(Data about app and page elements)

★ ★ ★ ★ ★ ★ ★

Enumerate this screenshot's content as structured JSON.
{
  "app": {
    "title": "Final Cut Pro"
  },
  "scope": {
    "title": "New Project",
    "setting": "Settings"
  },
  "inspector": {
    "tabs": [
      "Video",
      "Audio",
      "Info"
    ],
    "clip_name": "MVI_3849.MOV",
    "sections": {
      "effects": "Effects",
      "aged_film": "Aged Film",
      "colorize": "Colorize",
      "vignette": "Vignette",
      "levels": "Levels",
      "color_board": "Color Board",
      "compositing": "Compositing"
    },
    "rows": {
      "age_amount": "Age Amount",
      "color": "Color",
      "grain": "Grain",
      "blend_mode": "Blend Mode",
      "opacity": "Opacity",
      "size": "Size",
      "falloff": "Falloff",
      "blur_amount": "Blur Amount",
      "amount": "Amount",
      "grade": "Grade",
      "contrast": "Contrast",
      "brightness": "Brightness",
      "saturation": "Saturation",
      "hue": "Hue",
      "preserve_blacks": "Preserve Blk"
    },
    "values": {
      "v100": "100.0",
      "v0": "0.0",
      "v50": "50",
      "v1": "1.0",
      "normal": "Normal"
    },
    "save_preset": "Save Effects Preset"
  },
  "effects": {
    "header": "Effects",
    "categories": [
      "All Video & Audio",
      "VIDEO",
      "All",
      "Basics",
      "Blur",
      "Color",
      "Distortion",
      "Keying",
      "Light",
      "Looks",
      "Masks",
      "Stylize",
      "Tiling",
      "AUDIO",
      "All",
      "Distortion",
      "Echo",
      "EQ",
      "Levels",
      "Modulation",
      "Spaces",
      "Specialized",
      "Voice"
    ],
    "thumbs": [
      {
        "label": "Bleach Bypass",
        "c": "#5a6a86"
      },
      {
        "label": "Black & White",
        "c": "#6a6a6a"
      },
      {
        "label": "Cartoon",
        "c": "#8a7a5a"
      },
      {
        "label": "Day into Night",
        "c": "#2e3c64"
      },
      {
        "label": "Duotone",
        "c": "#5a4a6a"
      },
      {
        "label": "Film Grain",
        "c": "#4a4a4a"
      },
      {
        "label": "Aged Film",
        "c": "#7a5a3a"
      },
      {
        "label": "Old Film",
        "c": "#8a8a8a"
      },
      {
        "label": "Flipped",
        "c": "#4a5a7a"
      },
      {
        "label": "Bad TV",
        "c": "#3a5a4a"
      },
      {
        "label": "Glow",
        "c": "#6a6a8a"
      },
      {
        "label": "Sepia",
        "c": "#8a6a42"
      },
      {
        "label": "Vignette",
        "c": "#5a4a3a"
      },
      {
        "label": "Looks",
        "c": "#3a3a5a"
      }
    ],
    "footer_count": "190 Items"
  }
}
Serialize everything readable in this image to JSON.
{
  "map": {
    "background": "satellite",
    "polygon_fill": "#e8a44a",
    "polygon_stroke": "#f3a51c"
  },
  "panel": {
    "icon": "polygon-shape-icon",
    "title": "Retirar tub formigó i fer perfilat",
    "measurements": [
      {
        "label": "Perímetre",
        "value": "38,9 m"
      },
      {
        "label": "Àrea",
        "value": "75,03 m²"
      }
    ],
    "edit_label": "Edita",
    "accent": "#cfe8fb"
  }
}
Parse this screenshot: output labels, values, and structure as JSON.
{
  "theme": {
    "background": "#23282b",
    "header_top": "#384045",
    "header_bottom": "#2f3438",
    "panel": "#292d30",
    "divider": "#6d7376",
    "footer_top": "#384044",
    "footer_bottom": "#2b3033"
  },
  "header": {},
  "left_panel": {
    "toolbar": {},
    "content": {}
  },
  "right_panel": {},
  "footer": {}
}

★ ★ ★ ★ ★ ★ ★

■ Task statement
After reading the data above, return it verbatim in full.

■ Answer for this exercise
Enumerate this screenshot's content as structured JSON.
{
  "app": {
    "title": "Final Cut Pro"
  },
  "scope": {
    "title": "New Project",
    "setting": "Settings"
  },
  "inspector": {
    "tabs": [
      "Video",
      "Audio",
      "Info"
    ],
    "clip_name": "MVI_3849.MOV",
    "sections": {
      "effects": "Effects",
      "aged_film": "Aged Film",
      "colorize": "Colorize",
      "vignette": "Vignette",
      "levels": "Levels",
      "color_board": "Color Board",
      "compositing": "Compositing"
    },
    "rows": {
      "age_amount": "Age Amount",
      "color": "Color",
      "grain": "Grain",
      "blend_mode": "Blend Mode",
      "opacity": "Opacity",
      "size": "Size",
      "falloff": "Falloff",
      "blur_amount": "Blur Amount",
      "amount": "Amount",
      "grade": "Grade",
      "contrast": "Contrast",
      "brightness": "Brightness",
      "saturation": "Saturation",
      "hue": "Hue",
      "preserve_blacks": "Preserve Blk"
    },
    "values": {
      "v100": "100.0",
      "v0": "0.0",
      "v50": "50",
      "v1": "1.0",
      "normal": "Normal"
    },
    "save_preset": "Save Effects Preset"
  },
  "effects": {
    "header": "Effects",
    "categories": [
      "All Video & Audio",
      "VIDEO",
      "All",
      "Basics",
      "Blur",
      "Color",
      "Distortion",
      "Keying",
      "Light",
      "Looks",
      "Masks",
      "Stylize",
      "Tiling",
      "AUDIO",
      "All",
      "Distortion",
      "Echo",
      "EQ",
      "Levels",
      "Modulation",
      "Spaces",
      "Specialized",
      "Voice"
    ],
    "thumbs": [
      {
        "label": "Bleach Bypass",
        "c": "#5a6a86"
      },
      {
        "label": "Black & White",
        "c": "#6a6a6a"
      },
      {
        "label": "Cartoon",
        "c": "#8a7a5a"
      },
      {
        "label": "Day into Night",
        "c": "#2e3c64"
      },
      {
        "label": "Duotone",
        "c": "#5a4a6a"
      },
      {
        "label": "Film Grain",
        "c": "#4a4a4a"
      },
      {
        "label": "Aged Film",
        "c": "#7a5a3a"
      },
      {
        "label": "Old Film",
        "c": "#8a8a8a"
      },
      {
        "label": "Flipped",
        "c": "#4a5a7a"
      },
      {
        "label": "Bad TV",
        "c": "#3a5a4a"
      },
      {
        "label": "Glow",
        "c": "#6a6a8a"
      },
      {
        "label": "Sepia",
        "c": "#8a6a42"
      },
      {
        "label": "Vignette",
        "c": "#5a4a3a"
      },
      {
        "label": "Looks",
        "c": "#3a3a5a"
      }
    ],
    "footer_count": "190 Items"
  }
}
Serialize everything readable in this image to JSON.
{
  "map": {
    "background": "satellite",
    "polygon_fill": "#e8a44a",
    "polygon_stroke": "#f3a51c"
  },
  "panel": {
    "icon": "polygon-shape-icon",
    "title": "Retirar tub formigó i fer perfilat",
    "measurements": [
      {
        "label": "Perímetre",
        "value": "38,9 m"
      },
      {
        "label": "Àrea",
        "value": "75,03 m²"
      }
    ],
    "edit_label": "Edita",
    "accent": "#cfe8fb"
  }
}
Parse this screenshot: output labels, values, and structure as JSON.
{
  "theme": {
    "background": "#23282b",
    "header_top": "#384045",
    "header_bottom": "#2f3438",
    "panel": "#292d30",
    "divider": "#6d7376",
    "footer_top": "#384044",
    "footer_bottom": "#2b3033"
  },
  "header": {},
  "left_panel": {
    "toolbar": {},
    "content": {}
  },
  "right_panel": {},
  "footer": {}
}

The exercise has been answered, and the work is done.